Asbestos – Frequently Asked Questions
What is asbestos and where can it be found?
Asbestos is a naturally occurring fibrous mineral that was commonly used in the UK up until the 1980s. Used globally from as early as the mid- 1800s, asbestos became extremely popular after World War II, and was used in everything from toothpaste to fire-proof vests, ceiling tiles, pipe lagging and asbestos-cement roofs.
Due to its versatility and heat resistant properties, asbestos soon became a standard material in the building and construction industry, used throughout the UK and particularly widespread in residential property. It’s reported that 50% of homes in the UK could contain some form of asbestos.
Asbestos generally isn’t considered dangerous unless it has become airborne, when it can be inhaled or ingested. Only if disturbed or damaged is there potential for asbestos fibres to be released into the air. Deterioration of asbestos containing materials can also increase the potential of asbestos becoming airborne.
From the 1980s onwards, the overwhelming health risks associated with the inhalation of asbestos fibres became evident, leading to a decline its use. However, it was not until 1999 that the UK banned all types of asbestos. Any building prior to the year 2000, therefore, could present an asbestos risk.
Who is responsible for managing asbestos in buildings?
Those responsible for the maintenance and repair activities in buildings have a ‘duty to manage’ asbestos. These can include owners and occupiers of commercial premises (e.g. offices), and the owners and managers of domestic buildings (e.g. housing associations).
This is legally required under the Control of Asbestos Regulations 2012. They also have a duty to assess the presence and condition of any asbestos-containing materials (ACMs). If asbestos is present, or presumed to be so, then it must be managed appropriately.
What is an asbestos survey and when is one needed?
An asbestos survey is an effective way to manage asbestos in premises by providing accurate information about the location, amount and type of any asbestos-containing materials (ACMs).
The survey typically involves sampling and analysis to determine the presence of asbestos. Surveys can only be carried out by competent surveyors with the necessary skills, experience and qualifications.
A survey may be conducted if ACMs are suspected as being present, or say due to the age and type of building, the choice may be made to presume there is asbestos in the buildings and thus all necessary precautions taken for any work that takes place. However, it is typically best practice to have an asbestos survey carried out to be sure whether asbestos is present or not.

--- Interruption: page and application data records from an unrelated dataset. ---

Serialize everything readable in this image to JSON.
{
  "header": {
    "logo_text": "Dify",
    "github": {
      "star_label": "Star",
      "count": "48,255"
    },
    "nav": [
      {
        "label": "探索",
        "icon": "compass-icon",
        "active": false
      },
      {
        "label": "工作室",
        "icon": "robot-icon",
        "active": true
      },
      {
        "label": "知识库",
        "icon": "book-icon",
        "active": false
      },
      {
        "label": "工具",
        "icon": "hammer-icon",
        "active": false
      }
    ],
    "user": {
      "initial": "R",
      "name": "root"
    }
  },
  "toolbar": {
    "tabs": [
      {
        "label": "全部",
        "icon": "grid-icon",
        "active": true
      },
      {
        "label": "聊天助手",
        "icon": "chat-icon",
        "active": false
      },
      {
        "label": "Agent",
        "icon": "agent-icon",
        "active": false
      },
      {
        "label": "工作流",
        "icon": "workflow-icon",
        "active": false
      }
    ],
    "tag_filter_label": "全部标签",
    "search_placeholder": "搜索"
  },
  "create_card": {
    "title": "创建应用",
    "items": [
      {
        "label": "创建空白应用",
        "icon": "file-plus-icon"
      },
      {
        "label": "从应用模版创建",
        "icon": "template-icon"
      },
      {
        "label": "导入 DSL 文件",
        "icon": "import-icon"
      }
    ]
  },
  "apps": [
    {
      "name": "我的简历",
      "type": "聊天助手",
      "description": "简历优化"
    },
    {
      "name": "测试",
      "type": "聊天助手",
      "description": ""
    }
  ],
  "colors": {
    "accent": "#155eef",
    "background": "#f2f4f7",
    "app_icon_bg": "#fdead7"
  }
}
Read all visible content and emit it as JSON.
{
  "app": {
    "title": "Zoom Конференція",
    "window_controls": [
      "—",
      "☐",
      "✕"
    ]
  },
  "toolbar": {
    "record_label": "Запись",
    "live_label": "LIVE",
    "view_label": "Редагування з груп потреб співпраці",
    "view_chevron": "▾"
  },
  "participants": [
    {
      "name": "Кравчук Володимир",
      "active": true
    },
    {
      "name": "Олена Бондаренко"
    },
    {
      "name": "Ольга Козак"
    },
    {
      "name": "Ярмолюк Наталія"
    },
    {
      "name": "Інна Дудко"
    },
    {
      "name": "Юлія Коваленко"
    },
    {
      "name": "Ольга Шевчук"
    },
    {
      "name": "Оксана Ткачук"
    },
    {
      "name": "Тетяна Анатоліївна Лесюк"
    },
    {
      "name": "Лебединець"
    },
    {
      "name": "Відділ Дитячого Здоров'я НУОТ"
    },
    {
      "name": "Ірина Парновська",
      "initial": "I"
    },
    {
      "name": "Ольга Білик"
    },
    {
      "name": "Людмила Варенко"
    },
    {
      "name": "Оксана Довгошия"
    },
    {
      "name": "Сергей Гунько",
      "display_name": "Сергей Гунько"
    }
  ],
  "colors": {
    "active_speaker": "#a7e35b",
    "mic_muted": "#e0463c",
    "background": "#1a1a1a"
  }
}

The asbestos survey can provide information to inform an asbestos register, a risk assessment and subsequent management plan.
What kind of asbestos survey do I need?
This type of survey is typically undertaken to comply with regulations such as The Control of Asbestos Regulations 2012.
The survey involves surface sampling designed to identify any asbestos containing materials that may be present within a property.
Management Surveys involve creating a register of all building materials and identifying any suspect asbestos products within the property that may be disturbed during regular occupation. This method of surveying is not fully intrusive and can be undertaken when the property is occupied.
This type of survey is designed to allow a competent person to monitor and record the condition of any previously identified asbestos products within a building.
Asbestos containing materials like any other building material can become damaged and degraded. As an asbestos product degrades it can be more likely to become a hazard to health, therefore should be inspected at regular intervals to ensure its condition has not deteriorated.
For this type of survey to be undertaken, an existing asbestos survey or asbestos register should be in place.
This type of survey is required if any intrusive refurbishment works are to be undertaken and allows the successful removal of any identified materials prior to the works beginning, as well as project planningto change to avoid these materials.
Fully intrusive and can be targeted to areas which may be affected by proposed refurbishment works.
Will be required by your CDM Co-ordinator under the Construction Design and Management Regulations 2015.
Will identify asbestos containing materials which will require removal or treatment prior to the planned works.
This is a fully intrusive survey, designed to identify all asbestos containing materials by using fully destructive techniques to access all parts of a buildings construction.
- Should be undertaken for all demolition projects to ensure that any asbestos containing materials identified within the survey can be removed by an asbestos removal contractor prior to demolition of the building.
Should not be undertaken in a property that is occupied or due to be reoccupied after the survey has been completed.
How should I dispose of asbestos waste (including asbestos contaminated soils)?
Asbestos waste is any asbestos product or material containing asbestos, which is to be disposed of. This includes; any contaminated building materials, dust, rubble, used tools that cannot be decontaminated, disposable PPE (personal protective equipment) and damp rags that have been used for cleaning.
Asbestos waste must be placed in suitable packaging to prevent any fibres being released.
Asbestos waste should only be handled by a licensed disposal site and needs to be transported to these sites in suitable containers that prevent the release of any asbestos fibres while in transit.